Auction Draft: The Auction Draft is quickly gaining in popularity and in my opinion is the most strategic of the draft options. I also believe it is applicable to 1st year leagues or later year leagues, with or without keepers. An Auction league assigns each General Manager a set imaginary Salary Pool (of equal value). When your draft pick comes up, you nominate a player, and GMs bid on the player. This gives every GM a shot at every player, but it also forces you to think about your draft picks a lot more. You have a limited budget, so if you spend 50% of it on 1 player, the rest of your roster won't have much quality. There is an adding strategy of who you pick to nominate as well. It is common practice for GMs to nominate top players they DON'T want, in order to force the other GMs to spend their money, reducing their willingness to get into a bidding war when the guy you do want comes up.

Draft Strategy articles will follow in abundance closer to the start of the season, but for now let's just say this: The strategy, and the draft, are more in depth and often take longer to do. This can be further complicated (and depending on your commitment, made more fun) in Keeper/Dynasty Leagues because you may have to pay a pre-determined cash value for players you keep, reducing your available funds for the draft.

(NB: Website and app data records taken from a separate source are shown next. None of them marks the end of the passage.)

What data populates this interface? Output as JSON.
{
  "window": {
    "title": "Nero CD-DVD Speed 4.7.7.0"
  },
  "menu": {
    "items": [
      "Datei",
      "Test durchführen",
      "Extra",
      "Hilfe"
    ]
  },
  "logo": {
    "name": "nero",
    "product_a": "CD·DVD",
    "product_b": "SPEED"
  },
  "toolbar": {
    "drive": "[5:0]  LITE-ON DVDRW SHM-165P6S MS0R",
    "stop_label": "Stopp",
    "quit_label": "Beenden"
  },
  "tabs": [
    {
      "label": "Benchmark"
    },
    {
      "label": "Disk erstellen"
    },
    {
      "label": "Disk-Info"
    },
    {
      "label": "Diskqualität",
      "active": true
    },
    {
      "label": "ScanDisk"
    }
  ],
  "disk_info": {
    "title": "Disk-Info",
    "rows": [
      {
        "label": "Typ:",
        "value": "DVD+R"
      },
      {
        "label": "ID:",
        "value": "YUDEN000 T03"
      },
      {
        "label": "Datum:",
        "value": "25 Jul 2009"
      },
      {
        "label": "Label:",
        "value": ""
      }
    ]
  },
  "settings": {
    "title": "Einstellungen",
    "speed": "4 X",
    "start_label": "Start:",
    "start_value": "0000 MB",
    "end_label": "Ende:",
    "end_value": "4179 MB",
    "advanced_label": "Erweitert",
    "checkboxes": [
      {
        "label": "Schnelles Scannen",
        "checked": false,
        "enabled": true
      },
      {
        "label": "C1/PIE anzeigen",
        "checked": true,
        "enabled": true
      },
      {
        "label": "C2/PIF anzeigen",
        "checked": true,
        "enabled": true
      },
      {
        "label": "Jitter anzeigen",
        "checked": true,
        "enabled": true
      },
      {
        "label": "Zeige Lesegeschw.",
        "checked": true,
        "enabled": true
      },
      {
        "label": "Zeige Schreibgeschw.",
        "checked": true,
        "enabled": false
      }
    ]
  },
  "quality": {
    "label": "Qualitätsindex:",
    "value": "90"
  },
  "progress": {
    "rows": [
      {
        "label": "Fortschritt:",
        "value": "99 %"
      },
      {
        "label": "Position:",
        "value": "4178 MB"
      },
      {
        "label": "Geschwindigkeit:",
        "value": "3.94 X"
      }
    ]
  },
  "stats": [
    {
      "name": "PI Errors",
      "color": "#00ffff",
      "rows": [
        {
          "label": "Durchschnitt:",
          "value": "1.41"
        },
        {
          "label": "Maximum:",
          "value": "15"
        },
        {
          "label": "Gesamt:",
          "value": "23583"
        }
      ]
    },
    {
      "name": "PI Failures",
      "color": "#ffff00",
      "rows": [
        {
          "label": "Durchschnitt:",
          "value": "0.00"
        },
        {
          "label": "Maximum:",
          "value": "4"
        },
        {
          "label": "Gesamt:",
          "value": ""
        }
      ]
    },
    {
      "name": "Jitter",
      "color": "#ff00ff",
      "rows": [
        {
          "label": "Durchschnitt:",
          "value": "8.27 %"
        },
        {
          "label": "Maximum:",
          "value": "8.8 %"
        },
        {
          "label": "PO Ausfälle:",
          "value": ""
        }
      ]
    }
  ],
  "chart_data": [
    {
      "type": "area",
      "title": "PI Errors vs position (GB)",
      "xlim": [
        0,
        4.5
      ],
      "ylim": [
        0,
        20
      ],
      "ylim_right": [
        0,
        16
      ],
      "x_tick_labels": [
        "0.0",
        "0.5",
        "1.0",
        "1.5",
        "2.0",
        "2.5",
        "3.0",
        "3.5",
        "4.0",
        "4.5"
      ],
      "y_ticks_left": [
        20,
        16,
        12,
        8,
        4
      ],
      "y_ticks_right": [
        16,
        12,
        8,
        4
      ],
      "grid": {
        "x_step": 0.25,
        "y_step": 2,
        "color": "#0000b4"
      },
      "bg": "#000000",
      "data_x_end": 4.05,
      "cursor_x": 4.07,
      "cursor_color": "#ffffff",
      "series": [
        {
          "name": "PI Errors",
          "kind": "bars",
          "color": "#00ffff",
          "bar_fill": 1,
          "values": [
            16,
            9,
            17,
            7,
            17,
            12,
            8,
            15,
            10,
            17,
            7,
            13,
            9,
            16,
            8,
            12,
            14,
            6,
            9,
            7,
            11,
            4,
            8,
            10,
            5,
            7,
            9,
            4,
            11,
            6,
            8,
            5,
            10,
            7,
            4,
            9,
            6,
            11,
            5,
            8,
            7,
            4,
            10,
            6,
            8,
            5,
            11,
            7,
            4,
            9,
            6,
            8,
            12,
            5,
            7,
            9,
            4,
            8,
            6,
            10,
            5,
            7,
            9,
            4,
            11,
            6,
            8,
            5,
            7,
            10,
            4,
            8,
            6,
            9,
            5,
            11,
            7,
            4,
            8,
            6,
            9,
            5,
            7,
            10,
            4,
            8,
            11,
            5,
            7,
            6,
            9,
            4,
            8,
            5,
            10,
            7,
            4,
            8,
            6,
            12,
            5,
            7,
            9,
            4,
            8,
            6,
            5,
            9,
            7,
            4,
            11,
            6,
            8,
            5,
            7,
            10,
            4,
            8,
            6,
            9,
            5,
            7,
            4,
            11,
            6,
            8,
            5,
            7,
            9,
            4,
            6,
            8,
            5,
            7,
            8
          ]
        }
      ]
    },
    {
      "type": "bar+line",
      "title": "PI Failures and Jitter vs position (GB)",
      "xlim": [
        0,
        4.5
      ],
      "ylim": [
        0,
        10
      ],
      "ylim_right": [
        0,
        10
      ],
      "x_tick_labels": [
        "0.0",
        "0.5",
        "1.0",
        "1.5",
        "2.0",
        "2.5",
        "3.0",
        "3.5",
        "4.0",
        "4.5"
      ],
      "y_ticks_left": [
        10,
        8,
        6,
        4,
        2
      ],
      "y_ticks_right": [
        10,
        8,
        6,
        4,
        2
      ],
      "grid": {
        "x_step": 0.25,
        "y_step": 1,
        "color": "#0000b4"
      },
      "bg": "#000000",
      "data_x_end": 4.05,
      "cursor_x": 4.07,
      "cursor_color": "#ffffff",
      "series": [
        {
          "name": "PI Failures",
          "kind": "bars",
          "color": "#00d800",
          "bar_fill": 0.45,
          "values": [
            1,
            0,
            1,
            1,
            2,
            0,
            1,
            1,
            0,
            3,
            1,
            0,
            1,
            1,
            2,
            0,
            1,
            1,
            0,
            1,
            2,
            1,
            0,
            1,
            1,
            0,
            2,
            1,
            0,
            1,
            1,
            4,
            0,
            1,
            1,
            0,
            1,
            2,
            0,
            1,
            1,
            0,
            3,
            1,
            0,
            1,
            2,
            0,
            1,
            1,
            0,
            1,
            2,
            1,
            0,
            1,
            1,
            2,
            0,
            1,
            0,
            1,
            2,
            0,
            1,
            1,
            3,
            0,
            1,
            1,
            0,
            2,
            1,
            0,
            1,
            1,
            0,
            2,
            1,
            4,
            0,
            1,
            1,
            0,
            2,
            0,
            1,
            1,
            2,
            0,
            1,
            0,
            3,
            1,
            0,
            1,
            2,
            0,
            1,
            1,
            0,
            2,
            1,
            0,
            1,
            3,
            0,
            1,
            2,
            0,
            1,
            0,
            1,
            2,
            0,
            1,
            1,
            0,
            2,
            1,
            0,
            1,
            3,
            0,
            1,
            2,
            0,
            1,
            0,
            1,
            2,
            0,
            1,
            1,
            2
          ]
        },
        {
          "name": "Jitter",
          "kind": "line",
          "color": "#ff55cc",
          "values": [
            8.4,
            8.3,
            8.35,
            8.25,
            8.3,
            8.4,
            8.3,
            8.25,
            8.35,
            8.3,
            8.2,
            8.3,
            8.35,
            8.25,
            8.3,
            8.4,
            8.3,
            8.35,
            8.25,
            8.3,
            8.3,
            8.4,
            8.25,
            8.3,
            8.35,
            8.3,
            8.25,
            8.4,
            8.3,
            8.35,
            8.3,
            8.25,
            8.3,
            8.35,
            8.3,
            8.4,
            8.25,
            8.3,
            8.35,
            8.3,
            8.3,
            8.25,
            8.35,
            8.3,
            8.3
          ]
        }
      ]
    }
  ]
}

If you don't do this, and have keepers, the draft value of players inflates dramatically because there are less players, and less talent, available with the same amount of funds. If you DO adjust for keepers, it can impact not just your draft strategy, but also influence who you are, and aren't, willing to retain because of their cost to your team (Yes, I see you Tommie). Whatever your preferences, or how intensive you get, Auctions are a very fun alternative. The main advantage to an Auction is increased access to players and increased strategic planning. That is also the downside though, because not everyone wants to put that much effort into it. Not recommended for the most casual of leagues.

Final Thought: No matter if you are in a snake, straight, or auction draft please remember to consult your roster layout and scoring system while evaluating your draft strategy. Make sure the guys you are drafting will (theoretically) score well in the system you have set up, and make sure you take a moment to figure out which positions have the most value. Thanks for reading, see you Friday.

Fantasy Football 101 Articles to come: IDP Special Report, PPR Special Report, What to Expect from your Provider

Other things on the back burner: Pre-Draft Fantasy Watch, A Year in Review: 2010 (5 part series), Post-Draft Fantasy Update, Fantasy Football Team Reports (8 part series, by division)

Fantasy Football 101: Introduction

Fantasy Football 101: What's in a league?

Fantasy Football 101: Scoring Systems

Fantasy Football 101: Breaking Down Rosters